- _Instructions for the task_
An exact reproduction of the records is required. Images must be left out.

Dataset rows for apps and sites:
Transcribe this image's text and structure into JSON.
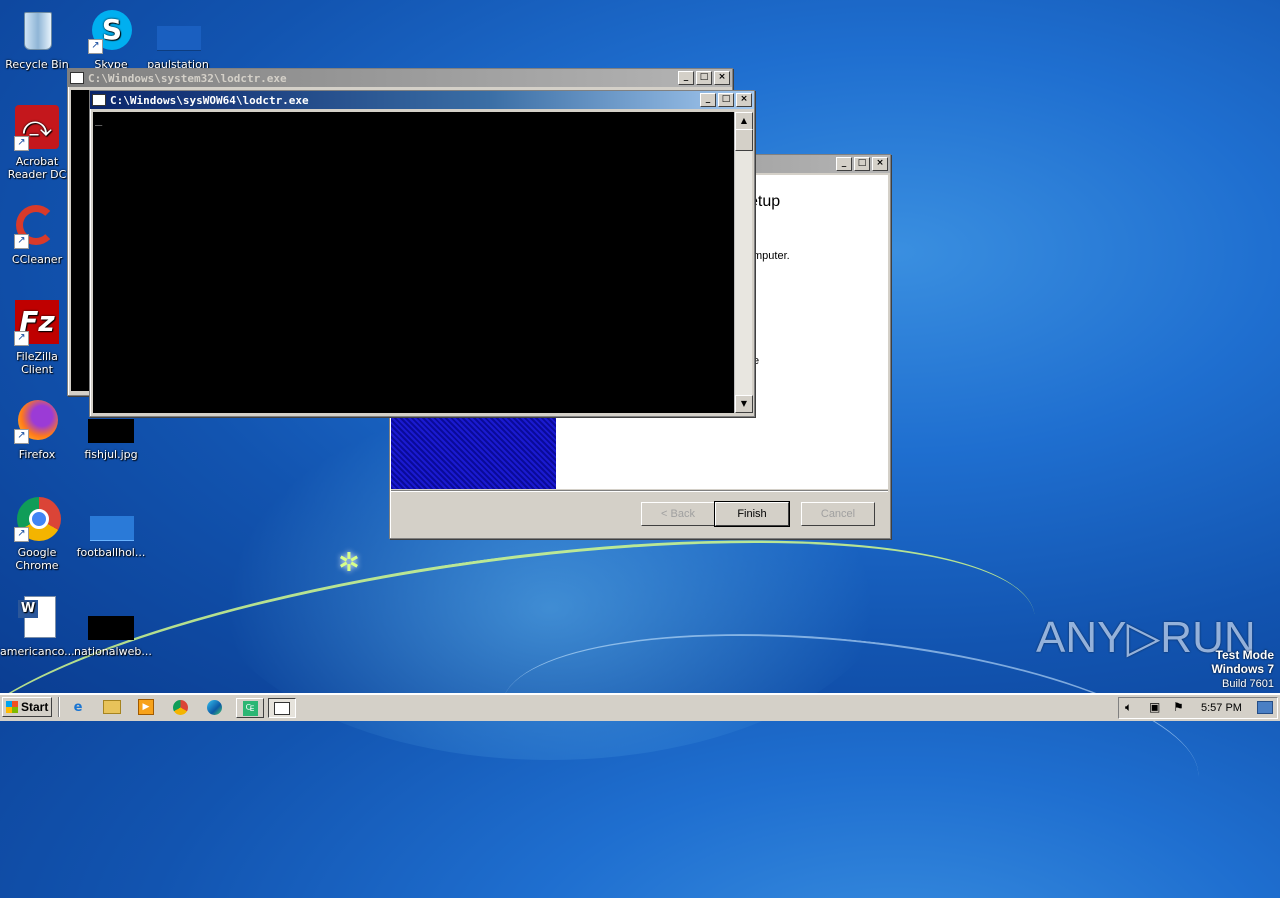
{
  "desktop": {
    "icons": [
      {
        "label": "Recycle Bin"
      },
      {
        "label": "Skype"
      },
      {
        "label": "paulstation"
      },
      {
        "label": "Acrobat Reader DC"
      },
      {
        "label": "CCleaner"
      },
      {
        "label": "FileZilla Client"
      },
      {
        "label": "Firefox"
      },
      {
        "label": "fishjul.jpg"
      },
      {
        "label": "Google Chrome"
      },
      {
        "label": "footballhol..."
      },
      {
        "label": "americanco..."
      },
      {
        "label": "nationalweb..."
      }
    ]
  },
  "windows": {
    "back_console": {
      "title": "C:\\Windows\\system32\\lodctr.exe"
    },
    "front_console": {
      "title": "C:\\Windows\\sysWOW64\\lodctr.exe",
      "cursor": "_"
    },
    "setup": {
      "heading_fragment": "etup",
      "text_fragment": "mputer.",
      "small_fragment": "e",
      "back_label": "< Back",
      "finish_label": "Finish",
      "cancel_label": "Cancel"
    },
    "buttons": {
      "minimize": "_",
      "maximize": "□",
      "close": "×",
      "scroll_up": "▲",
      "scroll_down": "▼"
    }
  },
  "taskbar": {
    "start_label": "Start",
    "clock": "5:57 PM"
  },
  "watermark": {
    "brand": "ANY▷RUN",
    "line1": "Test Mode",
    "line2": "Windows 7",
    "line3": "Build 7601"
  },
  "colors": {
    "console_bg": "#000000",
    "title_active": "#0a246a",
    "desktop": "#1f6fd0"
  }
}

- _Answer box_
Transcribe this image's text and structure into JSON.
{
  "desktop": {
    "icons": [
      {
        "label": "Recycle Bin"
      },
      {
        "label": "Skype"
      },
      {
        "label": "paulstation"
      },
      {
        "label": "Acrobat Reader DC"
      },
      {
        "label": "CCleaner"
      },
      {
        "label": "FileZilla Client"
      },
      {
        "label": "Firefox"
      },
      {
        "label": "fishjul.jpg"
      },
      {
        "label": "Google Chrome"
      },
      {
        "label": "footballhol..."
      },
      {
        "label": "americanco..."
      },
      {
        "label": "nationalweb..."
      }
    ]
  },
  "windows": {
    "back_console": {
      "title": "C:\\Windows\\system32\\lodctr.exe"
    },
    "front_console": {
      "title": "C:\\Windows\\sysWOW64\\lodctr.exe",
      "cursor": "_"
    },
    "setup": {
      "heading_fragment": "etup",
      "text_fragment": "mputer.",
      "small_fragment": "e",
      "back_label": "< Back",
      "finish_label": "Finish",
      "cancel_label": "Cancel"
    },
    "buttons": {
      "minimize": "_",
      "maximize": "□",
      "close": "×",
      "scroll_up": "▲",
      "scroll_down": "▼"
    }
  },
  "taskbar": {
    "start_label": "Start",
    "clock": "5:57 PM"
  },
  "watermark": {
    "brand": "ANY▷RUN",
    "line1": "Test Mode",
    "line2": "Windows 7",
    "line3": "Build 7601"
  },
  "colors": {
    "console_bg": "#000000",
    "title_active": "#0a246a",
    "desktop": "#1f6fd0"
  }
}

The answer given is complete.